- Viscoelastic properties of batter are controlled by the water availability, fat and egg presence.
- Batterâcrumb transition shifted to high temperature by ingredients interactions during baking.
- Pregelatinized starch addition affected the viscoelastic and thermal properties of the batter.
- Soft texture of cake without bubbles was related to the presence of pregelatinized starch.
Starch is the major ingredient in cakes which are composed from flour, eggs, fat and sugar. Starch gelatinization plays an important role - together with the protein network - in defining the structure and quality of the final product. Rheology, texture and batter thermal and pasting properties were used to determine the effect of ingredients on batter and microcake (cake without bubbles) properties. The rheology of the batter was controlled by the water content which governed the phase transitions of the batter constituents. Differential scanning calorimetry clearly attested that ingredients addition shifted the gelatinization endotherm to higher temperatures. This was in agreement with the MicroViscoAmyloGraph (MVAG) measurements, where the batter ingredients addition to flour increased the pasting temperature and the peak viscosity. When 20% of the flour was replaced by the pregelatinized wheat or maize starch, a decrease in the peak viscosity and setback was observed which could explain the texture improvement. The association of these different techniques helped to better understand the effects of the different ingredients of the batter on starch properties that are important for improving the quality of these high sugar and fat content cakes.
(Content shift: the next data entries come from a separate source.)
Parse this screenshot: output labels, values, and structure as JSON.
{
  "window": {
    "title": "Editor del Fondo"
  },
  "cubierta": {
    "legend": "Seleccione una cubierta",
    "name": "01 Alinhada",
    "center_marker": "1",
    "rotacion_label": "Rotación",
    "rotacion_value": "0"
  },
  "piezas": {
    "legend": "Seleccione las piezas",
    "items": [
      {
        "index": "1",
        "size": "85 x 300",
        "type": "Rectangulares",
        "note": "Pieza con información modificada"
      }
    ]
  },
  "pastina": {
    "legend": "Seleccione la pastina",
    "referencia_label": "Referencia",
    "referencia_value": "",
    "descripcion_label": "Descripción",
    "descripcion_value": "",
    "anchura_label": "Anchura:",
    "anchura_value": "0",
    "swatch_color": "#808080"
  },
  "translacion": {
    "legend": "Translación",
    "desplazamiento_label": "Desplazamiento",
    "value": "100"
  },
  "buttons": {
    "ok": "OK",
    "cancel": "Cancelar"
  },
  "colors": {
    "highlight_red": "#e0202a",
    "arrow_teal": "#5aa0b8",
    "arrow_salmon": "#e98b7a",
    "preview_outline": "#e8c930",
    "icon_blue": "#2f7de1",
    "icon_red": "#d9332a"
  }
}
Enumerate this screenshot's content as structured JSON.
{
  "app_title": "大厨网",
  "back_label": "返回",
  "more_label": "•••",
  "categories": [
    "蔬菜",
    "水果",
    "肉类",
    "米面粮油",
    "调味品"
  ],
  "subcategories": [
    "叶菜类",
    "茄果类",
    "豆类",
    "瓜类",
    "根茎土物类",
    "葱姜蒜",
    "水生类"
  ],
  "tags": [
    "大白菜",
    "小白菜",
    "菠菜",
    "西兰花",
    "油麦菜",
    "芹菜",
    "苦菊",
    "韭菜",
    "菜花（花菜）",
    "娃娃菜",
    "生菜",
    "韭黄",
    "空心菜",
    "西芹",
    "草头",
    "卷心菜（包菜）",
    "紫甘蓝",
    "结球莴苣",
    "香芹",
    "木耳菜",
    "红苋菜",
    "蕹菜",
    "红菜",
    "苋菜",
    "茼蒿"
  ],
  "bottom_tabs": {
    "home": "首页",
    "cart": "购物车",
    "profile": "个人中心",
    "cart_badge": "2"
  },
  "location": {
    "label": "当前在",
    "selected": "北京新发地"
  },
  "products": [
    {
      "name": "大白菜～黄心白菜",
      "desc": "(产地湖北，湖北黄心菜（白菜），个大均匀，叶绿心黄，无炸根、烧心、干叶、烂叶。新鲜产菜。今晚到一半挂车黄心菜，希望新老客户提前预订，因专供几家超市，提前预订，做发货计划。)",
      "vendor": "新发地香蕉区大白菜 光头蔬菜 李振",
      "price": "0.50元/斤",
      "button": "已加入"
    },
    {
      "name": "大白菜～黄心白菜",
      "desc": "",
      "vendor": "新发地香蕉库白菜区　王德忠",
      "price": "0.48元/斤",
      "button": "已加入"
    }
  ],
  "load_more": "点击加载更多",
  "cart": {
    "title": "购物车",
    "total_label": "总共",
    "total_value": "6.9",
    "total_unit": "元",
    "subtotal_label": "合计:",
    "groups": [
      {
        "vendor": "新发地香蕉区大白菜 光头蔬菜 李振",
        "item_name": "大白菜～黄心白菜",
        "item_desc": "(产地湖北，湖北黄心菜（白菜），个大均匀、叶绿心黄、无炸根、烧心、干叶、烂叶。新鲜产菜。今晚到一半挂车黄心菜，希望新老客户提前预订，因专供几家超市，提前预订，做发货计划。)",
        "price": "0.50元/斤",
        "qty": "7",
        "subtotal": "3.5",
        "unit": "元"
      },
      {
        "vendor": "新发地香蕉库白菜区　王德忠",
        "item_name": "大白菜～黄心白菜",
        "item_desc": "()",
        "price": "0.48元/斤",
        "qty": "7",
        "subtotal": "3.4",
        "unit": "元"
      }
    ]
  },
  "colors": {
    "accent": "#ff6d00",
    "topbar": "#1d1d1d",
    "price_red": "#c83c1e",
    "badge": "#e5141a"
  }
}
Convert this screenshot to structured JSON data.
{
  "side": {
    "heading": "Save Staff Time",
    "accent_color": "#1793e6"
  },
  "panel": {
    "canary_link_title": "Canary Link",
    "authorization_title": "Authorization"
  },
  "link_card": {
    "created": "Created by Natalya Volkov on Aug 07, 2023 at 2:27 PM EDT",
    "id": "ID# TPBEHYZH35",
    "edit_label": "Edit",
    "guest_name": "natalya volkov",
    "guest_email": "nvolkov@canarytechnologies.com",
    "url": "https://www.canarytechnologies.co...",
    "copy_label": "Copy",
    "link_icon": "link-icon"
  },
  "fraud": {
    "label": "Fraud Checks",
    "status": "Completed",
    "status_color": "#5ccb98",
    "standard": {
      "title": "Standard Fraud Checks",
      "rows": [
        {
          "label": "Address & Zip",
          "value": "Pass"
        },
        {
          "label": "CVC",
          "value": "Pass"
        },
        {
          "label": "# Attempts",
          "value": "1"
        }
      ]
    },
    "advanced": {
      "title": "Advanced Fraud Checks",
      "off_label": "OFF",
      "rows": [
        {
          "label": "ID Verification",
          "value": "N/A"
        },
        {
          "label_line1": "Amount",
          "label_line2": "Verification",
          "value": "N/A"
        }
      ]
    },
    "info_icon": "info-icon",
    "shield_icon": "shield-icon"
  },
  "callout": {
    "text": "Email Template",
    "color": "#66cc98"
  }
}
Journal: LWT - Food Science and Technology - Volume 63, Issue 2, October 2015, Pages 1171-1178